At 100, Carmen Herrera’s Career Would Make Any Artist Jealous
Posted by: Roy Wilbur
The following is an excerpt from Ted Loos’ article “An Artist at 100, Thinking Big but Starting Small” that appeared in The New York Times on April 15, 2016
The painter Carmen Herrera, who turns 101 in May, was sitting in her wheelchair on a gray day last month, waiting and watching, catlike.
She was quiet for the moment, but at any time she might toss off a teasing zinger toward an old friend who was present, or a directive to her assistant to make a minute calibration to one of her hard-edge abstract paintings.
Ms. Herrera, who has shoulder-length white hair and wire-rim glasses and was wearing a black cardigan sweater, held up a small, rectangular piece of painted vellum and compared it to the larger version of the same work, one done on paper, which was hanging on the wall of her large, floor-through home and studio on East 19th Street.
She grunted softly.
Silently assessing the diamond-shaped areas of red and blue on the canvas, Ms. Herrera was working, in her way — deciding how much red, how much blue, and where the line between them would be — though she was not applying paint just then.

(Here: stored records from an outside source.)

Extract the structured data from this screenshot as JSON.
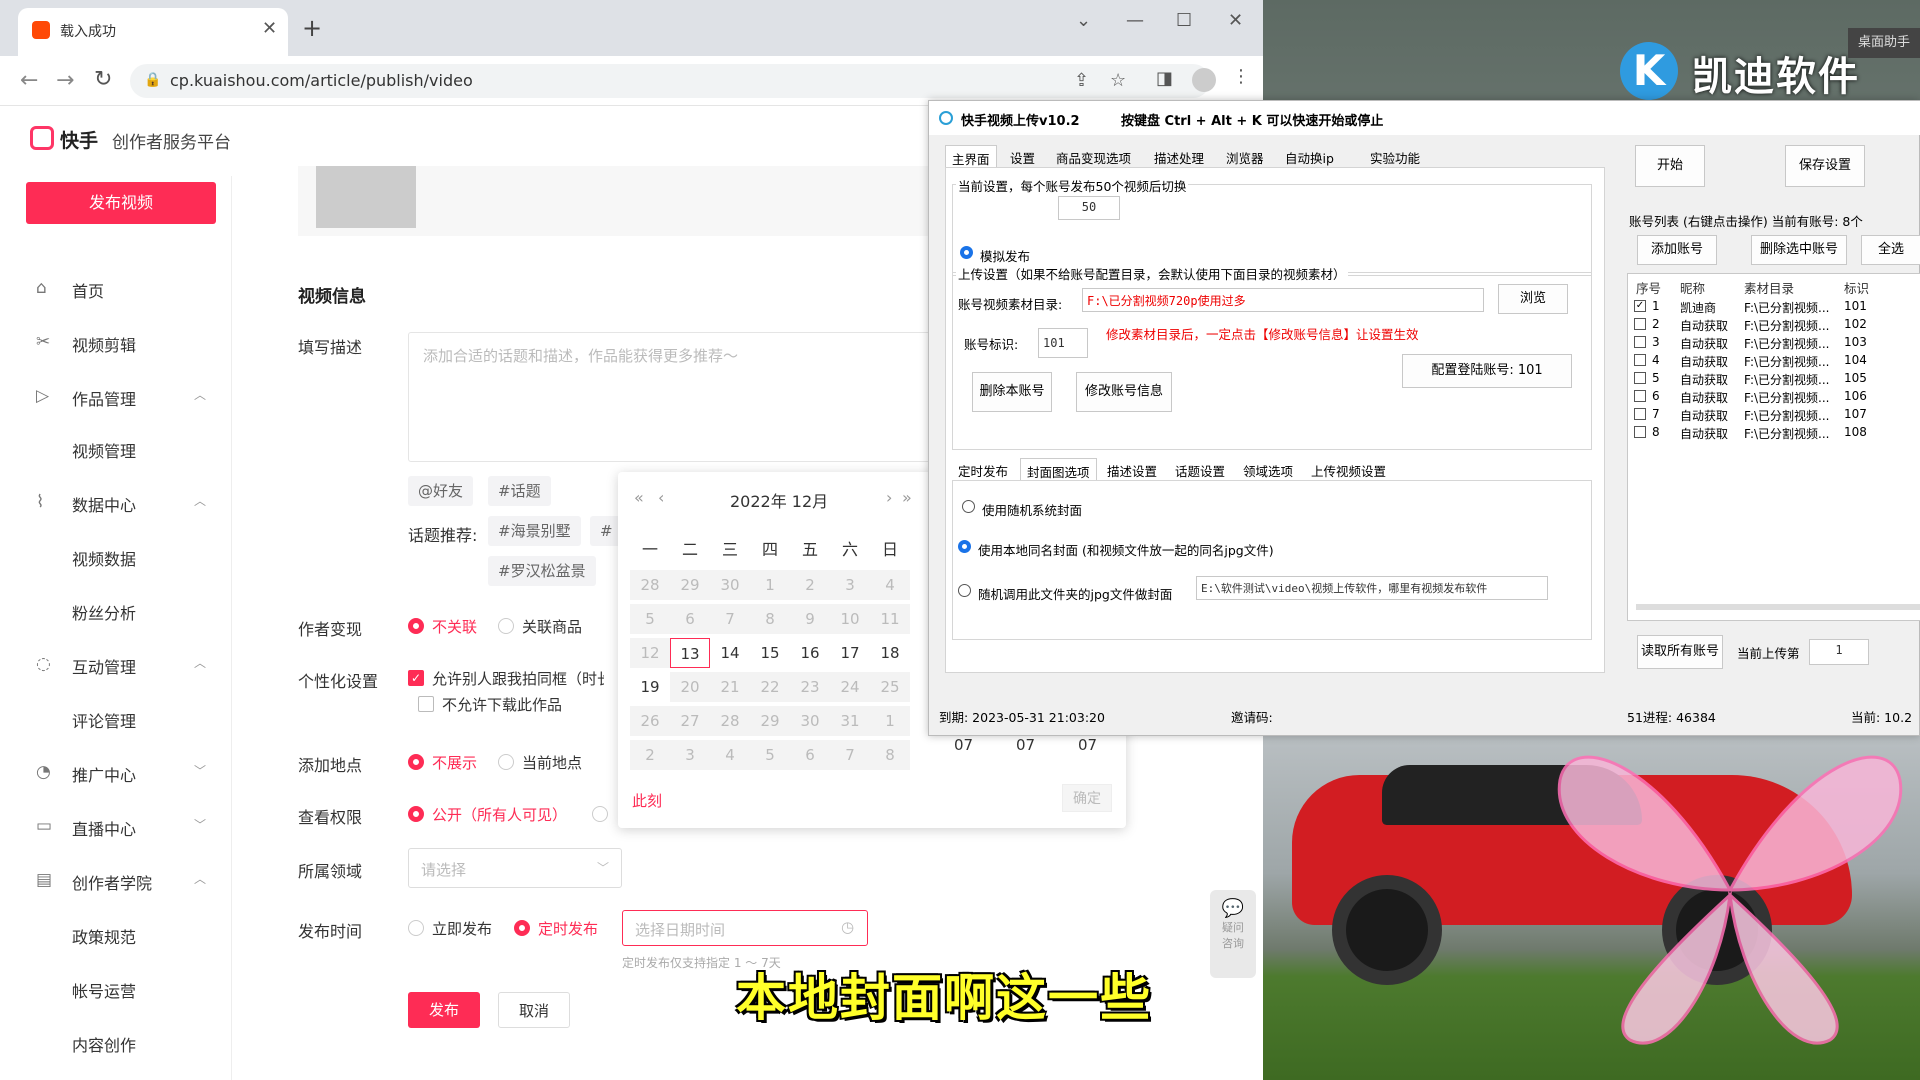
{
  "browser": {
    "tab_title": "载入成功",
    "url": "cp.kuaishou.com/article/publish/video"
  },
  "kuaishou": {
    "logo": "快手",
    "platform": "创作者服务平台",
    "publish_button": "发布视频",
    "sidebar": [
      {
        "label": "首页",
        "icon": "home-icon",
        "type": "item"
      },
      {
        "label": "视频剪辑",
        "icon": "scissors-icon",
        "type": "item"
      },
      {
        "label": "作品管理",
        "icon": "video-icon",
        "type": "group"
      },
      {
        "label": "视频管理",
        "type": "sub"
      },
      {
        "label": "数据中心",
        "icon": "chart-icon",
        "type": "group"
      },
      {
        "label": "视频数据",
        "type": "sub"
      },
      {
        "label": "粉丝分析",
        "type": "sub"
      },
      {
        "label": "互动管理",
        "icon": "chat-icon",
        "type": "group"
      },
      {
        "label": "评论管理",
        "type": "sub"
      },
      {
        "label": "推广中心",
        "icon": "rocket-icon",
        "type": "group"
      },
      {
        "label": "直播中心",
        "icon": "live-icon",
        "type": "group"
      },
      {
        "label": "创作者学院",
        "icon": "book-icon",
        "type": "group"
      },
      {
        "label": "政策规范",
        "type": "sub"
      },
      {
        "label": "帐号运营",
        "type": "sub"
      },
      {
        "label": "内容创作",
        "type": "sub"
      }
    ],
    "form": {
      "section_title": "视频信息",
      "desc_label": "填写描述",
      "desc_placeholder": "添加合适的话题和描述，作品能获得更多推荐～",
      "at_friend": "@好友",
      "topic": "#话题",
      "topic_rec_label": "话题推荐:",
      "topic_rec_1": "#海景别墅",
      "topic_rec_2": "#",
      "topic_rec_3": "#罗汉松盆景",
      "monetize_label": "作者变现",
      "monetize_opt1": "不关联",
      "monetize_opt2": "关联商品",
      "personal_label": "个性化设置",
      "personal_opt1": "允许别人跟我拍同框（时长",
      "personal_opt2": "不允许下载此作品",
      "location_label": "添加地点",
      "location_opt1": "不展示",
      "location_opt2": "当前地点",
      "view_label": "查看权限",
      "view_opt1": "公开（所有人可见）",
      "domain_label": "所属领域",
      "domain_placeholder": "请选择",
      "time_label": "发布时间",
      "time_opt1": "立即发布",
      "time_opt2": "定时发布",
      "date_placeholder": "选择日期时间",
      "time_note": "定时发布仅支持指定 1 ～ 7天",
      "submit": "发布",
      "cancel": "取消"
    },
    "calendar": {
      "title": "2022年  12月",
      "weekdays": [
        "一",
        "二",
        "三",
        "四",
        "五",
        "六",
        "日"
      ],
      "rows": [
        [
          "28",
          "29",
          "30",
          "1",
          "2",
          "3",
          "4"
        ],
        [
          "5",
          "6",
          "7",
          "8",
          "9",
          "10",
          "11"
        ],
        [
          "12",
          "13",
          "14",
          "15",
          "16",
          "17",
          "18"
        ],
        [
          "19",
          "20",
          "21",
          "22",
          "23",
          "24",
          "25"
        ],
        [
          "26",
          "27",
          "28",
          "29",
          "30",
          "31",
          "1"
        ],
        [
          "2",
          "3",
          "4",
          "5",
          "6",
          "7",
          "8"
        ]
      ],
      "now": "此刻",
      "ok": "确定",
      "time_h": "07",
      "time_m": "07",
      "time_s": "07"
    },
    "help": "疑问\n咨询"
  },
  "app": {
    "title": "快手视频上传v10.2",
    "hint": "按键盘 Ctrl + Alt + K 可以快速开始或停止",
    "tabs": [
      "主界面",
      "设置",
      "商品变现选项",
      "描述处理",
      "浏览器",
      "自动换ip",
      "实验功能"
    ],
    "start": "开始",
    "save": "保存设置",
    "current_setting": "当前设置，每个账号发布50个视频后切换",
    "switch_count": "50",
    "simulate": "模拟发布",
    "upload_setting": "上传设置（如果不给账号配置目录，会默认使用下面目录的视频素材）",
    "material_dir_label": "账号视频素材目录:",
    "material_dir": "F:\\已分割视频720p使用过多",
    "browse": "浏览",
    "account_id_label": "账号标识:",
    "account_id": "101",
    "modify_note": "修改素材目录后，一定点击【修改账号信息】让设置生效",
    "config_login": "配置登陆账号: 101",
    "delete_account": "删除本账号",
    "modify_account": "修改账号信息",
    "sub_tabs": [
      "定时发布",
      "封面图选项",
      "描述设置",
      "话题设置",
      "领域选项",
      "上传视频设置"
    ],
    "cover_opt1": "使用随机系统封面",
    "cover_opt2": "使用本地同名封面 (和视频文件放一起的同名jpg文件)",
    "cover_opt3": "随机调用此文件夹的jpg文件做封面",
    "cover_dir": "E:\\软件测试\\video\\视频上传软件，哪里有视频发布软件",
    "expire": "到期: 2023-05-31 21:03:20",
    "invite": "邀请码:",
    "process": "51进程: 46384",
    "current": "当前: 10.2",
    "acc_list_title": "账号列表 (右键点击操作) 当前有账号: 8个",
    "add_account": "添加账号",
    "delete_selected": "删除选中账号",
    "select_all": "全选",
    "acc_headers": [
      "序号",
      "昵称",
      "素材目录",
      "标识"
    ],
    "accounts": [
      {
        "no": "1",
        "name": "凯迪商",
        "dir": "F:\\已分割视频...",
        "id": "101",
        "checked": true
      },
      {
        "no": "2",
        "name": "自动获取",
        "dir": "F:\\已分割视频...",
        "id": "102",
        "checked": false
      },
      {
        "no": "3",
        "name": "自动获取",
        "dir": "F:\\已分割视频...",
        "id": "103",
        "checked": false
      },
      {
        "no": "4",
        "name": "自动获取",
        "dir": "F:\\已分割视频...",
        "id": "104",
        "checked": false
      },
      {
        "no": "5",
        "name": "自动获取",
        "dir": "F:\\已分割视频...",
        "id": "105",
        "checked": false
      },
      {
        "no": "6",
        "name": "自动获取",
        "dir": "F:\\已分割视频...",
        "id": "106",
        "checked": false
      },
      {
        "no": "7",
        "name": "自动获取",
        "dir": "F:\\已分割视频...",
        "id": "107",
        "checked": false
      },
      {
        "no": "8",
        "name": "自动获取",
        "dir": "F:\\已分割视频...",
        "id": "108",
        "checked": false
      }
    ],
    "read_all": "读取所有账号",
    "current_upload_label": "当前上传第",
    "current_upload_value": "1"
  },
  "desktop": {
    "brand": "凯迪软件",
    "brand_logo_letter": "K",
    "helper": "桌面助手"
  },
  "subtitle": "本地封面啊这一些",
  "colors": {
    "accent": "#fe2c55",
    "app_blue": "#1a73e8",
    "subtitle": "#ffff2a"
  }
}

Ms. Herrera still makes art every day; it sustains her. “I’ve painted all my life,” she said, nodding her head firmly to make the point. “It makes me feel good.” She sold her first piece 81 years ago.
Her sense of humor remains intact, and she has tart, firm opinions. “Don’t do it,” she said with a chuckle about being 100. “It’s horrible.”
Image courtesy of El Mundo